Sew at 5/8″/1.5cm:
Your stitching will sit just along the line of the interfacing:
Open B3 pocket facing up and out, and understitch by stitching through the pocket facing and both seam allowances from the right side of the fabric, 1/8″/2-3mm out from the ditch of the seam.
Tip: you don’t need to (and shouldn’t) press before understitching. Instead, just stretch the seam open as you understitch. This will do a better job of creating an open seam and a clean turning than pressing would.
Finish the seam allowances as desired:
Press your pocket facing pieces B3 to the back of B1.
Place pieces B2 on pieces B3, right sides of pockets together, notches matching around the pockets, and at the side seam.
Stitch, sewing with the bottom skirt up, starting from the back side seam (marked with double notches), and sewing just to the left (skirt side) of the first line of stitching. This does mean you’ll have to sew one skirt with the fabric squished between the needle and the body of the machine.
Sink your needle and turn at the corner of the pocket.
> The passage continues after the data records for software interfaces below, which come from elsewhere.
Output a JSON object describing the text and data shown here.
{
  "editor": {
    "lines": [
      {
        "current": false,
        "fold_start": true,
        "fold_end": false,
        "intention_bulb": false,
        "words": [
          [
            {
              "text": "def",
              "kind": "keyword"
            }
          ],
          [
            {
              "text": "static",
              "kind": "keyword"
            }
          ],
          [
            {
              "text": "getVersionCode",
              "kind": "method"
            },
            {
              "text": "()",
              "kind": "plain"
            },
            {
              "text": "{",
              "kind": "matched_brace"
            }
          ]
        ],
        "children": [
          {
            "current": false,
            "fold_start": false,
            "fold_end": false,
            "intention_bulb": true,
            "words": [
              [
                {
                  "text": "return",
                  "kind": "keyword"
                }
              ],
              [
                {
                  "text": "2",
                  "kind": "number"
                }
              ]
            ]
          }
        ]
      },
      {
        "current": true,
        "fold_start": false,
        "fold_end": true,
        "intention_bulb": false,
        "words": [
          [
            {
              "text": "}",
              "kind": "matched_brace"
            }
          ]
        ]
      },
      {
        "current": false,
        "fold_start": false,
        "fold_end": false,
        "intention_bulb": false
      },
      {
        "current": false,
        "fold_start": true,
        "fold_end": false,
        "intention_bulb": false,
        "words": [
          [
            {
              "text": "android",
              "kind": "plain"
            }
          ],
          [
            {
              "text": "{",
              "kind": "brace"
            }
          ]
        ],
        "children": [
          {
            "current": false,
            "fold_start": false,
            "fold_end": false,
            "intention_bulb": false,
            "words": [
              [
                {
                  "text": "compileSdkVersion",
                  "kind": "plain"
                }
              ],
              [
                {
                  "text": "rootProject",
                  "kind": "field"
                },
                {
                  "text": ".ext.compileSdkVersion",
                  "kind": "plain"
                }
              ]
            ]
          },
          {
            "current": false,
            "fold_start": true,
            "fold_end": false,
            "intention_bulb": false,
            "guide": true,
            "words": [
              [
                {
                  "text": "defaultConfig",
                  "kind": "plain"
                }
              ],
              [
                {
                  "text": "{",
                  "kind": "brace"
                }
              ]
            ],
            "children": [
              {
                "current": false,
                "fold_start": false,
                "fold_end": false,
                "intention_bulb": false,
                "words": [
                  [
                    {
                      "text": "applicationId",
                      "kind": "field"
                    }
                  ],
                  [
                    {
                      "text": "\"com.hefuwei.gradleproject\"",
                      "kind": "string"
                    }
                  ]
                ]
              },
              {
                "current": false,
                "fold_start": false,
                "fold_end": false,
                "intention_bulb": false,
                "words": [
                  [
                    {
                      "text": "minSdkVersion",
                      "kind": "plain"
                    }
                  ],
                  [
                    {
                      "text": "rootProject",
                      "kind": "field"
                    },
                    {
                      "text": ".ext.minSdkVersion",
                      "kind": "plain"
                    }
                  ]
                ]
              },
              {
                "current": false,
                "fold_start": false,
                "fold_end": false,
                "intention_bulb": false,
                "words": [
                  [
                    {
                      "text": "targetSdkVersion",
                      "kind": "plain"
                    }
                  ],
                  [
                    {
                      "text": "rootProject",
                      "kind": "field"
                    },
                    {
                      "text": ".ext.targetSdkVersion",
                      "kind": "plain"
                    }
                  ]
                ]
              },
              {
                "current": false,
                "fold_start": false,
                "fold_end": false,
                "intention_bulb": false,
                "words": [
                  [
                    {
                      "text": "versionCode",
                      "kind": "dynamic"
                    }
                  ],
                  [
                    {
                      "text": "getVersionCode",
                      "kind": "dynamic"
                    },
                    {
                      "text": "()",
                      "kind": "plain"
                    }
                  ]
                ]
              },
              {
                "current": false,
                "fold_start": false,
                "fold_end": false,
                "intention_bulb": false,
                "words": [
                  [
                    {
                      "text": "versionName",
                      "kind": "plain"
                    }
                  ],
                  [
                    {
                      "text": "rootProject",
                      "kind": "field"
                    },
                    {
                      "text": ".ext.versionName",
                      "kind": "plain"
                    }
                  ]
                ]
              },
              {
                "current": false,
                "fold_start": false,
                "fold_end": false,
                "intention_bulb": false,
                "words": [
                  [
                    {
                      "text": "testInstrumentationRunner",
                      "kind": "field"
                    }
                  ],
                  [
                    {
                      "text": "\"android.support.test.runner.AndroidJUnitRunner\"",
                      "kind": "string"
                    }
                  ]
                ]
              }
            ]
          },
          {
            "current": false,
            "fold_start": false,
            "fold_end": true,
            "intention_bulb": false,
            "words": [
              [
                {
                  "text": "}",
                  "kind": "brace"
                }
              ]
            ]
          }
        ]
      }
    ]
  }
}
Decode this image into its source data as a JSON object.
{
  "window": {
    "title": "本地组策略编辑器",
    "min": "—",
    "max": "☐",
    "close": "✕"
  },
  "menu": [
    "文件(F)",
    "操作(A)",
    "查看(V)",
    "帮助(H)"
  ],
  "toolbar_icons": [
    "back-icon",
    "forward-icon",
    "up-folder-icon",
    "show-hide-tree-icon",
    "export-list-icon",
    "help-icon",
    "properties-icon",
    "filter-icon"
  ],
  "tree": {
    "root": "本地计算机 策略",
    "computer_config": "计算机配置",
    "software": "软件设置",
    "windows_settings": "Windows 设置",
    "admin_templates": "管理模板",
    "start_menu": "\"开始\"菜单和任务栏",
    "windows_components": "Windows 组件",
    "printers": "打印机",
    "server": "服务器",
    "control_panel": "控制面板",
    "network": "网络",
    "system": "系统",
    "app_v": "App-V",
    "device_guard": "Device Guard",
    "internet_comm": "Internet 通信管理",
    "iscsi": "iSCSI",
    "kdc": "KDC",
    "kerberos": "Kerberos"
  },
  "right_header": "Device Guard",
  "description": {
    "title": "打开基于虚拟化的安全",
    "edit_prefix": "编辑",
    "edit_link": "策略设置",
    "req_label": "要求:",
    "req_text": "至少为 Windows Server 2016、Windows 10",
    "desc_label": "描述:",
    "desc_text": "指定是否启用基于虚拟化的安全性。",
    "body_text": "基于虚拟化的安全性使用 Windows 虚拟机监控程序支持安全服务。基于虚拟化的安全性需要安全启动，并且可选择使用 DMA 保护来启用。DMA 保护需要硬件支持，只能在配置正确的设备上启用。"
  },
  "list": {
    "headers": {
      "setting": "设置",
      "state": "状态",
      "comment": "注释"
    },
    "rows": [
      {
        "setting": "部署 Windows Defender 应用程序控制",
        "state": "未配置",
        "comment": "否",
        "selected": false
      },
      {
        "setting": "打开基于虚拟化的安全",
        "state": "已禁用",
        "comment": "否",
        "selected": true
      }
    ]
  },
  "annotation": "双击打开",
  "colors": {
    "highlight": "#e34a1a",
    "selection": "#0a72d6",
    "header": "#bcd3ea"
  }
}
I like to sew my pockets with small seam allowances, using the edge of my foot as a guide (and as you may notice, I also like using a satin stitch foot as a standard foot – a weird quirk of mine).
And here is what they will look like when you are done:
Finish the pocket seam allowances, and baste the loose edge of the pocket to the front side seam (marked with 1 notch).
And here are your side pieces, pockets assembles, and pieces all ready to go:
From here on out you can follow the standard Fantail skirt instructions, just as if these were a flat Piece B.